I’m fast becoming addicted to Carmen Van Kerckhove (rhymes with â€˜her stoveâ€™)’s podcast about America’s obsession with race. It takes me back to my university days as an honorary member of the black community, getting my eyes opened about things I’d never had to consider as a privileged middle-class white girl. The show suffers some technical difficulties (mostly a need for the Levelator), and I’m not much on the music, but the content is important, thought-provoking, and not to be found elsewhere in the podosphere. www.addictedtorace.com
This marketing podcast is the brainchild of Reid Givens, a dedicated fan of podcasting and new marketing based in Albuquerque, New Mexico, USA. Episodes have entertaining titles like â€˜Wii the People,â€™ â€˜Murky Water,â€™ and â€˜The Backlash Episode.â€™ I like the multicultural marketing discussions.
The Kickstartnews Revue was a tech podcast aimed at small and home office users. It wasn’t not too geeky, and the banter between Howard Carson and Liane Reiter was entertaining. After listening to a few shows I became a reviewer for the main site, which got me free books and software. To my great disappointment, KSN stopped producing the show in mid-2006:

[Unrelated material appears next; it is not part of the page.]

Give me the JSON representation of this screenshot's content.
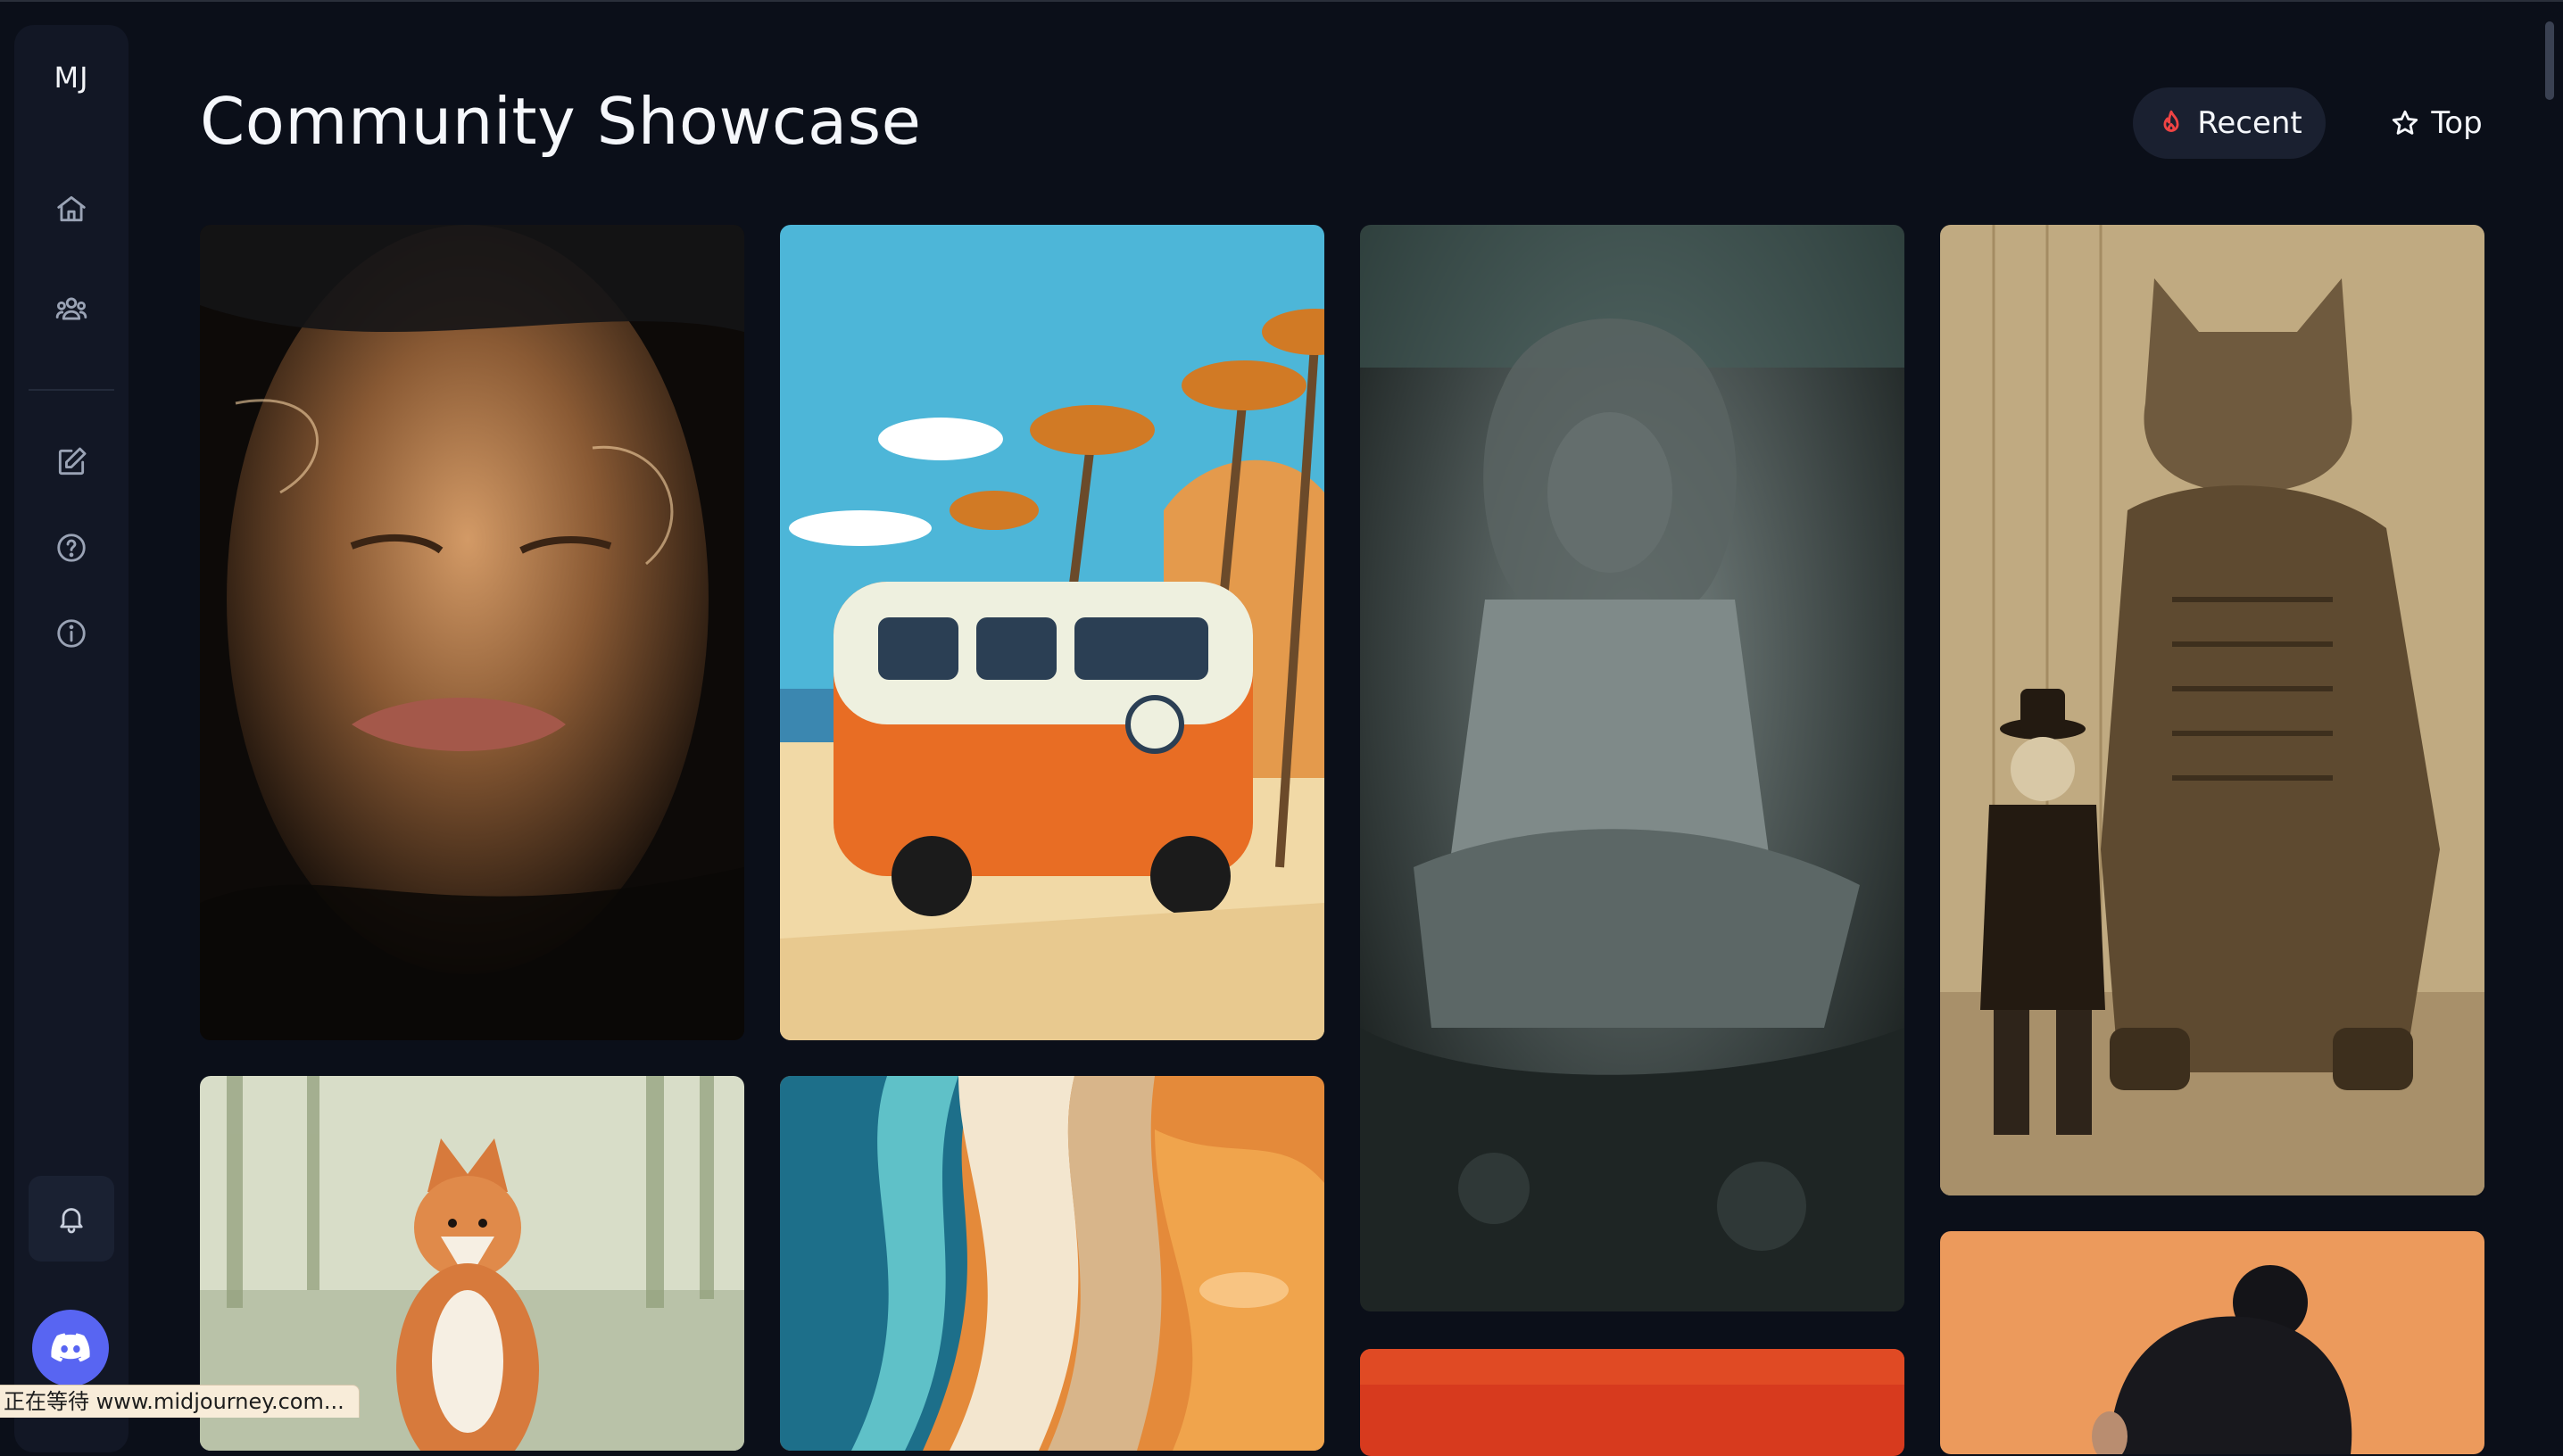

Some of you may be wondering what happened to the KSN Revue Podcast. After stabilizing at a biweekly download rate of about 11,000 subscribers (Feb through May 2006), subscriber interest began to wane due to heavy competition from literally thousands of other podcasts. We responded by changing our format, tightening the show, introducing harder hitting interviews, producing regular new guest segments and so on. We had a blast and even won a couple of minor awards. But good quality podcasting remains a costly and time consuming sideline with no associated revenue. The last KSN Revue is show #58.
This was one of the first podcasts I ever subscribed to, and even though Alan Stewart and Andrew Winter have only averaged one show every six months for the past year, it’s worth downloading the previous episodess for discussions about timeless marketing topics like how the effectiveness of marketing techniques depends on higher-order brain functions. Plus they invented the word â€˜epipod.â€™ And they’re Australian.
In this case, I suspect the show was a victim of its own success: once Alan and Andrew started getting major corporate clients as a result of their podcast, they had less time to produce the show. www.themarketerspodcast.com
Science fiction and fantasy author Michael A. Stackpole does a great job of teaching writers the craft of creating good fiction. Since heâ€™s a prolific writer himself, the podcasts appear somewhat erratically, but I always listen to them right away when they appear. It doesnâ€™t hurt that heâ€™s got a wonderful deep voice. Unfortunately, discussions with listeners are limited to a forumâ€”no listener feedback makes its way onto the show. www.stormwolf.com.
As of March 2007, there hasn’t been an episode for several months. I don’t know whether this is a temporary hiatus or a permanent conclusion. But this is definitely a podcast whose material is timeless, so it’s worth downloading the archives.
Child prodigy (okay, okay, heâ€™s 25) Greg Galant interviews venture capitalists and entrepreneurs about the challenges of starting, running, and selling a business. Itâ€™s fascinating even though Iâ€™m not planning to create a start-up and pursue VC funding. Where else can you hear both sides of the Digg/Netscape competition?
Podcasters choose their own favourite episodes.
Get several episodes in one with these highlights from some favourite podcasts.
Shows people love that happen to be hosted or co-hosted by women.